WEDENSDAY — Pure and Simple: Salvation
Big Point: Jesus Christ has given us the one thing we could never earn on our own to restore our relationship with our Father—and that’s salvation!
In the beginning of the week we focused on our need for salvation because we are all “criminal minded” sinners. When we accept this free gift of salvation, it’s hard for us to grasp the idea of receiving something for nothing. We all quickly fall into what we know of this world and how it works around us – we think we need to earn it to truly have it. Sometimes we feel to own something also means we deserve it. The problem with this is that we could never truly live up to the standards needed to earn righteousness. The amazing transaction on the cross was God treating His only son, Jesus Christ, as if he had lived your life; so God could treat you as if you had lived the life of Christ. The way God delivered salvation through Jesus Christ was a great example in a world that is filled with suffering. So we rejoice that we worship a God who is not immune to suffering but actually conquers it.
Salvation is an undeserved gift given to us through grace. The “works” idea that so many people fall into trying to deserve or earn salvation is tiring and always ends in frustration, guilt, and eventually abandonment—like prison. The salvation we are given is not a “cheap grace” and trying to purchase it with our righteous acts is an insult to our Father. Imagine giving a gift to a friend and those friends insisting to pay you for the gift repeatedly even after your refusal? Wouldn’t that be insulting to your grace and what you were trying to do? Why is God’s gift any different?
If you are reading this week’s Living It Out and God has shown you for the first time the need of His salvation and the readiness of God to give His gift through grace and love, there will be a prayer known as the “Salvation Prayer” at the end of today’s Living It Out. Jesus is always knocking; this is another chance to open the door and invite him into your life.
READ and THINK…Find the answers
After reading Monday’s Living It Out we realize that all of us have sinned and fall short of the glory of God. If being a sinner and needing help is something we all share, explain why is the following scripture so important?
Mark 2:16-17 (New International Version)
16 When the teachers of the law who were Pharisees saw him eating with the sinners and tax collectors, they asked his disciples: “Why does he eat with tax collectors and sinners?” 17 On hearing this, Jesus said to them, “It is not the healthy who need a doctor, but the sick. I have not come to call the righteous, but sinners.”
After reading the next verse, how do you think God really views our works and “good deeds”? How important is it that Christ came to release us from this sin?

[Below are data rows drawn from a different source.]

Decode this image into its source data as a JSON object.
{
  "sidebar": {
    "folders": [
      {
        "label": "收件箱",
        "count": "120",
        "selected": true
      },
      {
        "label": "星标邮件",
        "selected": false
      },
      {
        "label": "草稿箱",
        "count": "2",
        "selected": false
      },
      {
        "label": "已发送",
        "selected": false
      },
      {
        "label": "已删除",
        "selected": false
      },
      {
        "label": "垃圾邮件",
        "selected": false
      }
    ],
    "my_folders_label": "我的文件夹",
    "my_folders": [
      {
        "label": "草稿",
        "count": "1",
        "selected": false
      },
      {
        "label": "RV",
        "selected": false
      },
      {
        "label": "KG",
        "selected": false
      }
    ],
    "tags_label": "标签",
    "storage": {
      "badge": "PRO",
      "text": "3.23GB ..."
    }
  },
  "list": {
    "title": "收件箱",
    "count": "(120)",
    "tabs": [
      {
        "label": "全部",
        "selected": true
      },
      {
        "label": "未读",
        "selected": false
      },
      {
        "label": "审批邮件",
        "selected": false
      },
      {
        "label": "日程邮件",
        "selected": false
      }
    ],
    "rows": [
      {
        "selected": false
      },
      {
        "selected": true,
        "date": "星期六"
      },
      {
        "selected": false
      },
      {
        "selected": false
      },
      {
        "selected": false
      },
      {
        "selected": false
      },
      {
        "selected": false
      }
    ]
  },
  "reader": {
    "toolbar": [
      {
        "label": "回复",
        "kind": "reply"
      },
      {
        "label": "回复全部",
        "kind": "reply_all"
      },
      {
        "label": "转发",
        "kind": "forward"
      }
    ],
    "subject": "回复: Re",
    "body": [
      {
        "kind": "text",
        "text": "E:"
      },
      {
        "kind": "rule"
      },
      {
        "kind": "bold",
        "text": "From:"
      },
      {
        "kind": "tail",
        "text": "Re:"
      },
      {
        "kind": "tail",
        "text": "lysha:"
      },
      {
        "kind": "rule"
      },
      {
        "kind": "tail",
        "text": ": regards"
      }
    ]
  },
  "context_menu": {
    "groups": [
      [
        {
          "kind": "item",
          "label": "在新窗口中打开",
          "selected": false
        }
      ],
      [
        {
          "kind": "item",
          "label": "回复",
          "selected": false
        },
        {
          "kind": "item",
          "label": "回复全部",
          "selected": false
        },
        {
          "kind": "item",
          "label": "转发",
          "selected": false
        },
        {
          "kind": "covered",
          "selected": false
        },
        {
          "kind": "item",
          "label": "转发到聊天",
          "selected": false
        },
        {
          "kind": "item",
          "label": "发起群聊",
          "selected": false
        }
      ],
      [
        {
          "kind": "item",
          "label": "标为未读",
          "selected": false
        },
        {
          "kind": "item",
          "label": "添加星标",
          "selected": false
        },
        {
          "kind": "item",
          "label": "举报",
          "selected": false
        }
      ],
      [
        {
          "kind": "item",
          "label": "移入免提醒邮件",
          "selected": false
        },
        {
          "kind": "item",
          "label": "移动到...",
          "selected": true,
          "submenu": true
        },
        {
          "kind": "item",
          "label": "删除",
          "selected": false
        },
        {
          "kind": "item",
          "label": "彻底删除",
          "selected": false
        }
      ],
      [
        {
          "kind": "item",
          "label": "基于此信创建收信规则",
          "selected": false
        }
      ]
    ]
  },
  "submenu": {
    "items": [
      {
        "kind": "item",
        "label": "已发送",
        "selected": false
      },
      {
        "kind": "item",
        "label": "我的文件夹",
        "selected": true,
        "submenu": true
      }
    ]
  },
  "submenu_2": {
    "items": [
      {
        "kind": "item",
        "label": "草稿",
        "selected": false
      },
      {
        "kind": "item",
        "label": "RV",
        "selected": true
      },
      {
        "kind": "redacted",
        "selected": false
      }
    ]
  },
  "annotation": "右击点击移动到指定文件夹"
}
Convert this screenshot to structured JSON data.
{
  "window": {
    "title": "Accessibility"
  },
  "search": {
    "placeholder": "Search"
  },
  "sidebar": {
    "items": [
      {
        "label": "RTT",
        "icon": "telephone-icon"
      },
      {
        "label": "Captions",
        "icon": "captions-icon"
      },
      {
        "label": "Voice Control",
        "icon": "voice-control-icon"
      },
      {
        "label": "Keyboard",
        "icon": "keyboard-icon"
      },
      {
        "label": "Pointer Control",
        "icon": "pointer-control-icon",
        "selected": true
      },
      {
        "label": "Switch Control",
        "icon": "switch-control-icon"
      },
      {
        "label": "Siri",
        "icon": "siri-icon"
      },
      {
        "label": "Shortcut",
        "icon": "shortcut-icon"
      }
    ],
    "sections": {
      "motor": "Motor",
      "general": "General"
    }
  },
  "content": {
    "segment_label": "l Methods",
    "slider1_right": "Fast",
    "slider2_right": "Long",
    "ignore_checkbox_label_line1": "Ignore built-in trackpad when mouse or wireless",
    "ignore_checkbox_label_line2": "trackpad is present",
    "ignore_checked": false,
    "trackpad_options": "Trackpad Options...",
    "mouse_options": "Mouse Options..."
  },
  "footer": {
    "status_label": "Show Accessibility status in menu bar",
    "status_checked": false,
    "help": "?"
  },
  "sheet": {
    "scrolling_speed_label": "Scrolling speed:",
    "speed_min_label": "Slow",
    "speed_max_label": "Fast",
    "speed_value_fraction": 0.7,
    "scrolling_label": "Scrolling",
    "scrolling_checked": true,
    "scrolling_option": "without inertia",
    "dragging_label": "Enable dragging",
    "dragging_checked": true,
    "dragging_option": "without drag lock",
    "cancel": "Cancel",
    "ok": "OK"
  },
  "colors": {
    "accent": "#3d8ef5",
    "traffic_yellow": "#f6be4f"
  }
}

Isaiah 64:6 (New International Version)
All of us have become like one who is unclean,
and all our righteous acts are like filthy rags;
we all shrivel up like a leaf,
and like the wind our sins sweep us away.
After reading God’s answer to Paul in the following verse, how important is it for us not to cover our weaknesses with good deeds and righteous acts? Christ’s power is salvation; how can this forgiveness change your life in the future? How has this forgiveness changed your life so far?
2 Corinthians 12:9 (New International Version)
But he said to me, “My grace is sufficient for you, for my power is made perfect in weakness.” Therefore I will boast all the more gladly about my weaknesses, so that Christ’s power may rest on me.
LIVE…What will you do now?
Why is that we feel we have to be qualified to be God’s child instead of just thirsting for His salvation?
Do you get tired of constantly trying to measure up—comparing your works to others around you? Why do we understand the aspect of receiving a gift but have a hard time understanding the gift of salvation from our Heavenly Father?
Good works don’t save a person; but they’re good evidence they are saved. Did you catch that? Write down why this is important to understand. What is the difference?
“If you’re a Christian, you’re a member of the only group in the world where the only qualification for membership is that you’re unqualified. The problem is, after becoming a Christian most of us spend most of our lives trying to qualify.”
Steve Brown, Seminary Pastor and Syndicated Radio Host
If you have prayed the prayer of salvation before and accepted Christ into your life, describe how this has positively impacted your life and the life of others? If you feel you have strayed off the beaten path by trying to earn grace, this is a perfect opportunity to point yourself back toward God’s grace—free of judgment and condemnation.
If you have not accepted Christ as your personal savior,
we invite you to read this prayer of salvation:
Heavenly Father, I know that I am a sinner and I ask for your forgiveness of my sins. I believe Jesus is the son of God and that he died for me and he rose again. I give you my life and I thank you for new life. Thank you Jesus for your unlimited grace which has saved me from my sins and I ask that you transform my life so that I may bring glory and honor to you alone and not to myself. Fill me with your spirit so I can know you, follow you, and serve you for the rest of my life. In Jesus’ name I pray. Amen.